Recorded data:
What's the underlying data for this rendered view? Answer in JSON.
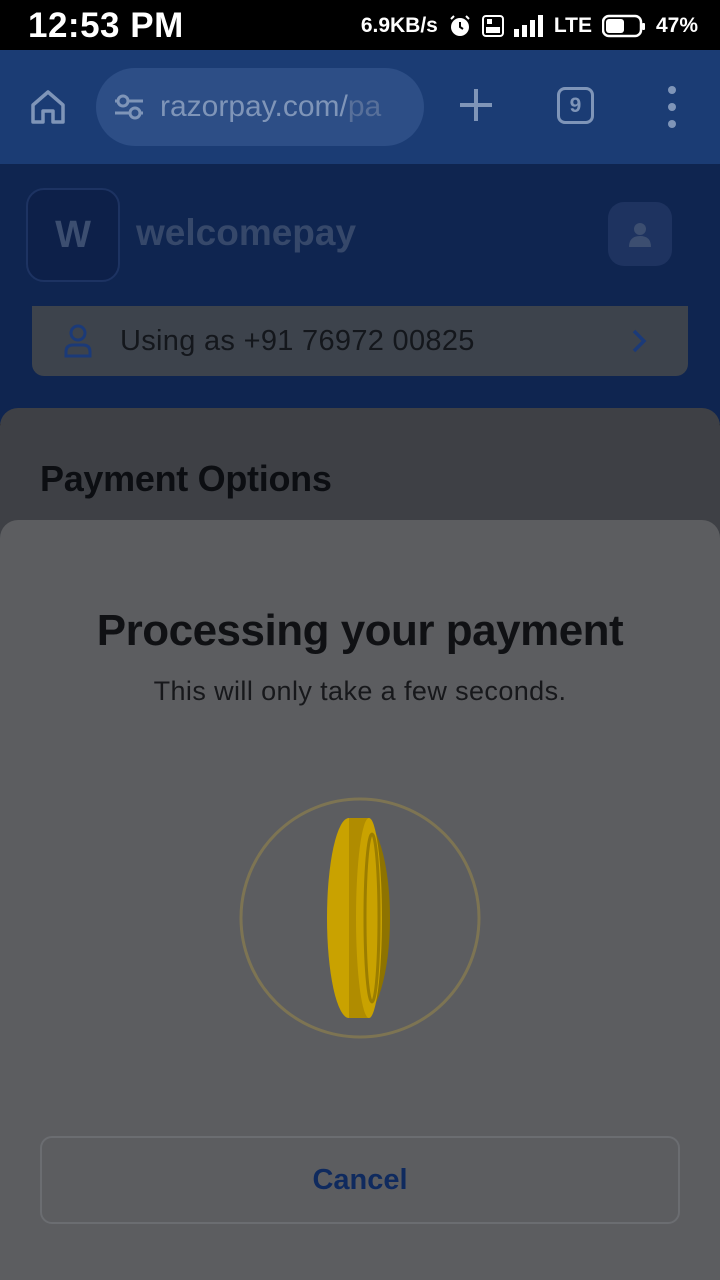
{
  "status_bar": {
    "time": "12:53 PM",
    "net_speed": "6.9KB/s",
    "network": "LTE",
    "battery": "47%",
    "icons": [
      "alarm-icon",
      "volte-icon",
      "signal-icon",
      "battery-icon"
    ]
  },
  "browser": {
    "url_main": "razorpay.com/",
    "url_rest": "pa",
    "tab_count": "9",
    "icons": [
      "home-icon",
      "site-settings-icon",
      "new-tab-plus-icon",
      "tabs-icon",
      "overflow-menu-icon"
    ]
  },
  "merchant": {
    "logo_letter": "W",
    "name": "welcomepay",
    "using_as": "Using as +91 76972 00825"
  },
  "payment_options": {
    "title": "Payment Options"
  },
  "processing": {
    "title": "Processing your payment",
    "subtitle": "This will only take a few seconds.",
    "cancel_label": "Cancel"
  },
  "colors": {
    "browser_bar": "#1b3c74",
    "coin": "#c9a200",
    "cancel_text": "#0f2a5e"
  }
}
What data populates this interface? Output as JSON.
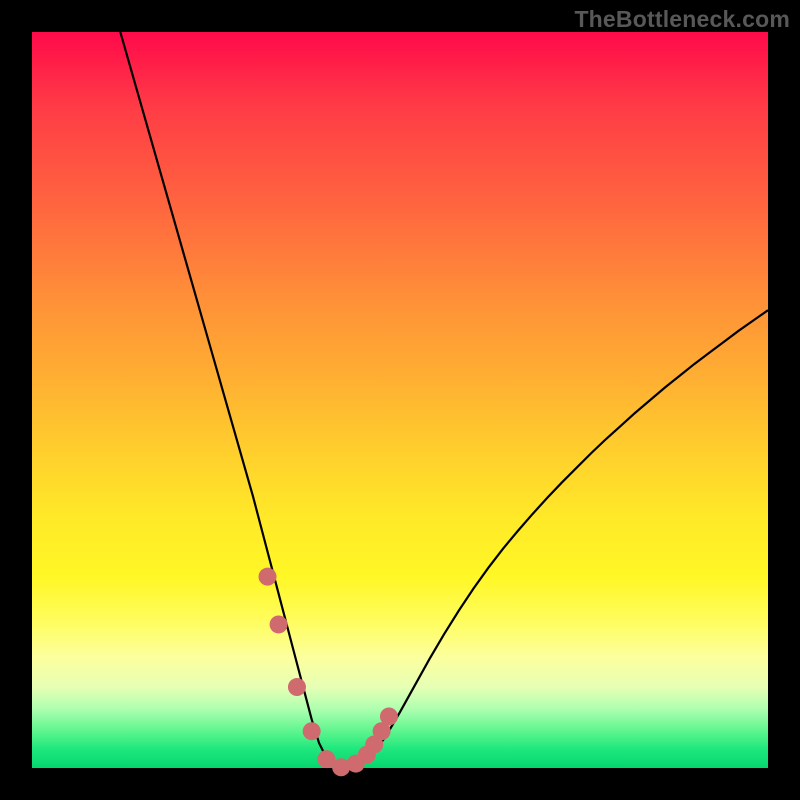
{
  "watermark": "TheBottleneck.com",
  "chart_data": {
    "type": "line",
    "title": "",
    "xlabel": "",
    "ylabel": "",
    "xlim": [
      0,
      100
    ],
    "ylim": [
      0,
      100
    ],
    "series": [
      {
        "name": "curve",
        "color": "#000000",
        "x": [
          12,
          14,
          16,
          18,
          20,
          22,
          24,
          26,
          28,
          30,
          31,
          32,
          33,
          34,
          35,
          36,
          37,
          38,
          39,
          40,
          41,
          42,
          43,
          44,
          46,
          48,
          50,
          52,
          54,
          56,
          58,
          60,
          62,
          64,
          66,
          68,
          70,
          72,
          74,
          76,
          78,
          80,
          82,
          84,
          86,
          88,
          90,
          92,
          94,
          96,
          98,
          100
        ],
        "y": [
          100,
          93,
          86,
          79,
          72,
          65,
          58,
          51,
          44,
          37,
          33.2,
          29.4,
          25.6,
          21.8,
          18,
          14.2,
          10.4,
          6.6,
          3.4,
          1.4,
          0.3,
          0,
          0,
          0.3,
          1.6,
          4.2,
          7.6,
          11.2,
          14.8,
          18.2,
          21.4,
          24.4,
          27.2,
          29.8,
          32.2,
          34.5,
          36.7,
          38.8,
          40.8,
          42.8,
          44.7,
          46.5,
          48.3,
          50,
          51.7,
          53.3,
          54.9,
          56.4,
          57.9,
          59.4,
          60.8,
          62.2
        ]
      }
    ],
    "markers": {
      "name": "highlight-dots",
      "color": "#cf6a6f",
      "x": [
        32,
        33.5,
        36,
        38,
        40,
        42,
        44,
        45.5,
        46.5,
        47.5,
        48.5
      ],
      "y": [
        26,
        19.5,
        11,
        5,
        1.2,
        0.1,
        0.6,
        1.8,
        3.2,
        5.0,
        7.0
      ]
    }
  },
  "colors": {
    "curve": "#000000",
    "markers": "#cf6a6f",
    "frame": "#000000"
  }
}
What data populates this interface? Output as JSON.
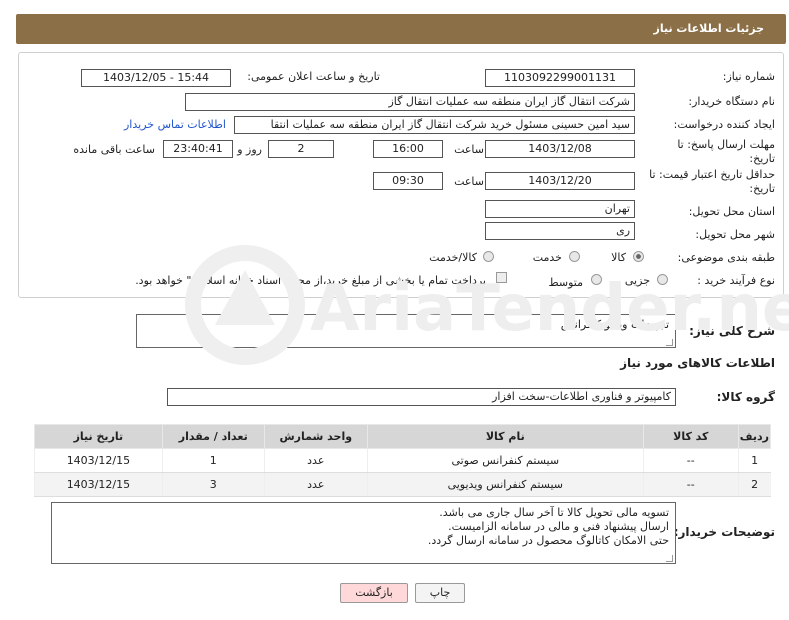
{
  "header": {
    "title": "جزئیات اطلاعات نیاز"
  },
  "fields": {
    "need_number_label": "شماره نیاز:",
    "need_number": "1103092299001131",
    "announce_label": "تاریخ و ساعت اعلان عمومی:",
    "announce_value": "1403/12/05 - 15:44",
    "buyer_org_label": "نام دستگاه خریدار:",
    "buyer_org": "شرکت انتقال گاز ایران منطقه سه عملیات انتقال گاز",
    "requester_label": "ایجاد کننده درخواست:",
    "requester": "سید امین حسینی مسئول خرید شرکت انتقال گاز ایران منطقه سه عملیات انتقا",
    "contact_link": "اطلاعات تماس خریدار",
    "reply_deadline_label": "مهلت ارسال پاسخ: تا تاریخ:",
    "reply_date": "1403/12/08",
    "time_label": "ساعت",
    "reply_time": "16:00",
    "days_value": "2",
    "days_label": "روز و",
    "remaining_time": "23:40:41",
    "remaining_label": "ساعت باقی مانده",
    "validity_label": "حداقل تاریخ اعتبار قیمت: تا تاریخ:",
    "validity_date": "1403/12/20",
    "validity_time": "09:30",
    "province_label": "استان محل تحویل:",
    "province": "تهران",
    "city_label": "شهر محل تحویل:",
    "city": "ری",
    "category_label": "طبقه بندی موضوعی:",
    "category_options": [
      "کالا",
      "خدمت",
      "کالا/خدمت"
    ],
    "process_label": "نوع فرآیند خرید :",
    "process_options": [
      "جزیی",
      "متوسط"
    ],
    "process_note": "پرداخت تمام یا بخشی از مبلغ خرید،از محل \"اسناد خزانه اسلامی\" خواهد بود."
  },
  "summary": {
    "label": "شرح کلی نیاز:",
    "value": "تجهیزات ویدیو کنفرانس"
  },
  "goods_section": {
    "title": "اطلاعات کالاهای مورد نیاز",
    "group_label": "گروه کالا:",
    "group_value": "کامپیوتر و فناوری اطلاعات-سخت افزار"
  },
  "table": {
    "headers": [
      "ردیف",
      "کد کالا",
      "نام کالا",
      "واحد شمارش",
      "تعداد / مقدار",
      "تاریخ نیاز"
    ],
    "rows": [
      [
        "1",
        "--",
        "سیستم کنفرانس صوتی",
        "عدد",
        "1",
        "1403/12/15"
      ],
      [
        "2",
        "--",
        "سیستم کنفرانس ویدیویی",
        "عدد",
        "3",
        "1403/12/15"
      ]
    ]
  },
  "buyer_notes": {
    "label": "توضیحات خریدار:",
    "lines": [
      "تسویه مالی تحویل کالا تا آخر سال جاری می باشد.",
      "ارسال پیشنهاد فنی و مالی در سامانه الزامیست.",
      "حتی الامکان کاتالوگ محصول در سامانه ارسال گردد."
    ]
  },
  "buttons": {
    "print": "چاپ",
    "back": "بازگشت"
  },
  "watermark": {
    "text": "AriaTender.neT"
  }
}
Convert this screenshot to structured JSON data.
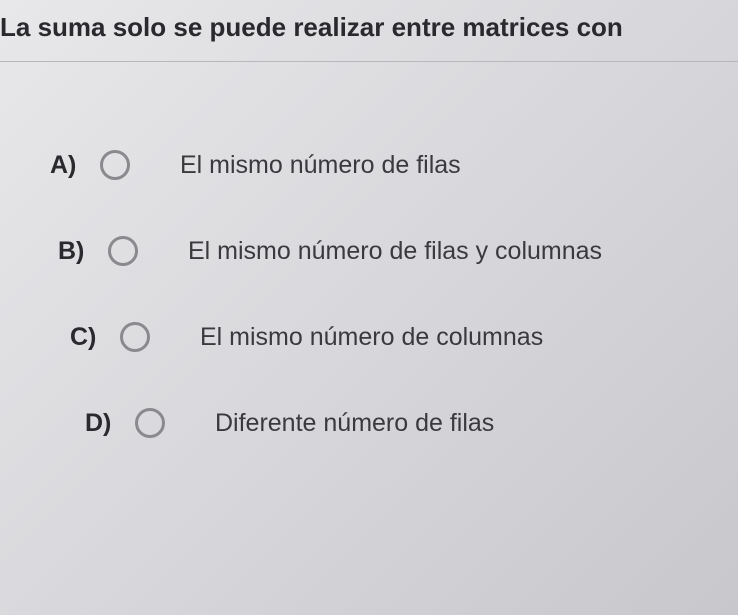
{
  "question": {
    "text": "La suma solo se puede realizar entre matrices con"
  },
  "options": [
    {
      "letter": "A)",
      "text": "El mismo número de filas"
    },
    {
      "letter": "B)",
      "text": "El mismo número de filas y columnas"
    },
    {
      "letter": "C)",
      "text": "El mismo número de columnas"
    },
    {
      "letter": "D)",
      "text": "Diferente número de filas"
    }
  ]
}
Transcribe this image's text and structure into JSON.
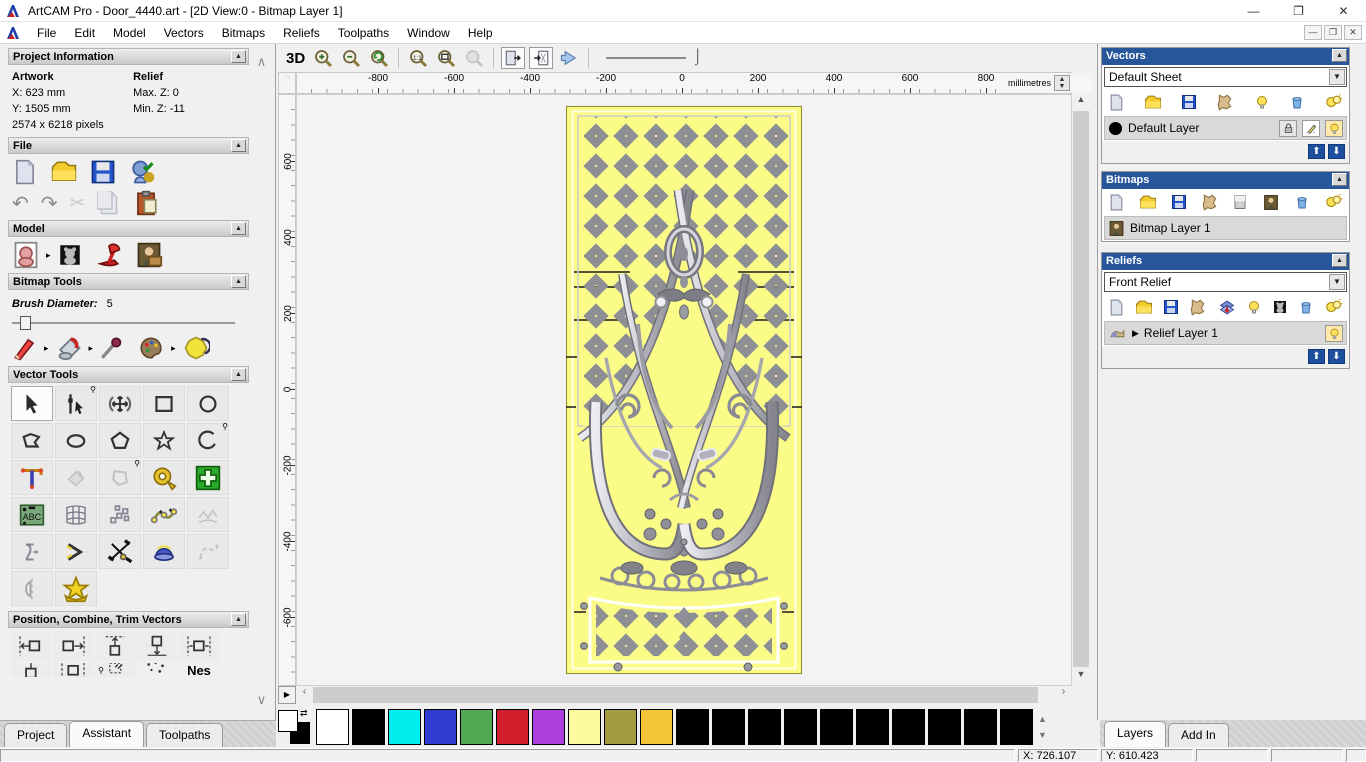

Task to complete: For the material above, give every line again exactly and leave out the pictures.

Answer space:
What's the underlying data for this rendered view? Answer in JSON.
{
  "status_bar": {
    "time": "12:53 PM",
    "net_speed": "6.9KB/s",
    "network": "LTE",
    "battery": "47%",
    "icons": [
      "alarm-icon",
      "volte-icon",
      "signal-icon",
      "battery-icon"
    ]
  },
  "browser": {
    "url_main": "razorpay.com/",
    "url_rest": "pa",
    "tab_count": "9",
    "icons": [
      "home-icon",
      "site-settings-icon",
      "new-tab-plus-icon",
      "tabs-icon",
      "overflow-menu-icon"
    ]
  },
  "merchant": {
    "logo_letter": "W",
    "name": "welcomepay",
    "using_as": "Using as +91 76972 00825"
  },
  "payment_options": {
    "title": "Payment Options"
  },
  "processing": {
    "title": "Processing your payment",
    "subtitle": "This will only take a few seconds.",
    "cancel_label": "Cancel"
  },
  "colors": {
    "browser_bar": "#1b3c74",
    "coin": "#c9a200",
    "cancel_text": "#0f2a5e"
  }
}
What data populates this interface? Output as JSON.
{
  "watermark": "TheBottleneck.com",
  "chart_data": {
    "type": "line",
    "title": "",
    "xlabel": "",
    "ylabel": "",
    "xlim": [
      0,
      100
    ],
    "ylim": [
      0,
      100
    ],
    "series": [
      {
        "name": "curve",
        "color": "#000000",
        "x": [
          12,
          14,
          16,
          18,
          20,
          22,
          24,
          26,
          28,
          30,
          31,
          32,
          33,
          34,
          35,
          36,
          37,
          38,
          39,
          40,
          41,
          42,
          43,
          44,
          46,
          48,
          50,
          52,
          54,
          56,
          58,
          60,
          62,
          64,
          66,
          68,
          70,
          72,
          74,
          76,
          78,
          80,
          82,
          84,
          86,
          88,
          90,
          92,
          94,
          96,
          98,
          100
        ],
        "y": [
          100,
          93,
          86,
          79,
          72,
          65,
          58,
          51,
          44,
          37,
          33.2,
          29.4,
          25.6,
          21.8,
          18,
          14.2,
          10.4,
          6.6,
          3.4,
          1.4,
          0.3,
          0,
          0,
          0.3,
          1.6,
          4.2,
          7.6,
          11.2,
          14.8,
          18.2,
          21.4,
          24.4,
          27.2,
          29.8,
          32.2,
          34.5,
          36.7,
          38.8,
          40.8,
          42.8,
          44.7,
          46.5,
          48.3,
          50,
          51.7,
          53.3,
          54.9,
          56.4,
          57.9,
          59.4,
          60.8,
          62.2
        ]
      }
    ],
    "markers": {
      "name": "highlight-dots",
      "color": "#cf6a6f",
      "x": [
        32,
        33.5,
        36,
        38,
        40,
        42,
        44,
        45.5,
        46.5,
        47.5,
        48.5
      ],
      "y": [
        26,
        19.5,
        11,
        5,
        1.2,
        0.1,
        0.6,
        1.8,
        3.2,
        5.0,
        7.0
      ]
    }
  },
  "colors": {
    "curve": "#000000",
    "markers": "#cf6a6f",
    "frame": "#000000"
  }
}
What data populates this interface? Output as JSON.
{
  "header": {
    "title": "جزئیات اطلاعات نیاز"
  },
  "fields": {
    "need_number_label": "شماره نیاز:",
    "need_number": "1103092299001131",
    "announce_label": "تاریخ و ساعت اعلان عمومی:",
    "announce_value": "1403/12/05 - 15:44",
    "buyer_org_label": "نام دستگاه خریدار:",
    "buyer_org": "شرکت انتقال گاز ایران منطقه سه عملیات انتقال گاز",
    "requester_label": "ایجاد کننده درخواست:",
    "requester": "سید امین حسینی مسئول خرید شرکت انتقال گاز ایران منطقه سه عملیات انتقا",
    "contact_link": "اطلاعات تماس خریدار",
    "reply_deadline_label": "مهلت ارسال پاسخ: تا تاریخ:",
    "reply_date": "1403/12/08",
    "time_label": "ساعت",
    "reply_time": "16:00",
    "days_value": "2",
    "days_label": "روز و",
    "remaining_time": "23:40:41",
    "remaining_label": "ساعت باقی مانده",
    "validity_label": "حداقل تاریخ اعتبار قیمت: تا تاریخ:",
    "validity_date": "1403/12/20",
    "validity_time": "09:30",
    "province_label": "استان محل تحویل:",
    "province": "تهران",
    "city_label": "شهر محل تحویل:",
    "city": "ری",
    "category_label": "طبقه بندی موضوعی:",
    "category_options": [
      "کالا",
      "خدمت",
      "کالا/خدمت"
    ],
    "process_label": "نوع فرآیند خرید :",
    "process_options": [
      "جزیی",
      "متوسط"
    ],
    "process_note": "پرداخت تمام یا بخشی از مبلغ خرید،از محل \"اسناد خزانه اسلامی\" خواهد بود."
  },
  "summary": {
    "label": "شرح کلی نیاز:",
    "value": "تجهیزات ویدیو کنفرانس"
  },
  "goods_section": {
    "title": "اطلاعات کالاهای مورد نیاز",
    "group_label": "گروه کالا:",
    "group_value": "کامپیوتر و فناوری اطلاعات-سخت افزار"
  },
  "table": {
    "headers": [
      "ردیف",
      "کد کالا",
      "نام کالا",
      "واحد شمارش",
      "تعداد / مقدار",
      "تاریخ نیاز"
    ],
    "rows": [
      [
        "1",
        "--",
        "سیستم کنفرانس صوتی",
        "عدد",
        "1",
        "1403/12/15"
      ],
      [
        "2",
        "--",
        "سیستم کنفرانس ویدیویی",
        "عدد",
        "3",
        "1403/12/15"
      ]
    ]
  },
  "buyer_notes": {
    "label": "توضیحات خریدار:",
    "lines": [
      "تسویه مالی تحویل کالا تا آخر سال جاری می باشد.",
      "ارسال پیشنهاد فنی و مالی در سامانه الزامیست.",
      "حتی الامکان کاتالوگ محصول در سامانه ارسال گردد."
    ]
  },
  "buttons": {
    "print": "چاپ",
    "back": "بازگشت"
  },
  "watermark": {
    "text": "AriaTender.neT"
  }
}
Convert this screenshot to structured JSON data.
{
  "question": {
    "text": "La suma solo se puede realizar entre matrices con"
  },
  "options": [
    {
      "letter": "A)",
      "text": "El mismo número de filas"
    },
    {
      "letter": "B)",
      "text": "El mismo número de filas y columnas"
    },
    {
      "letter": "C)",
      "text": "El mismo número de columnas"
    },
    {
      "letter": "D)",
      "text": "Diferente número de filas"
    }
  ]
}
Transcribe this image's text and structure into JSON.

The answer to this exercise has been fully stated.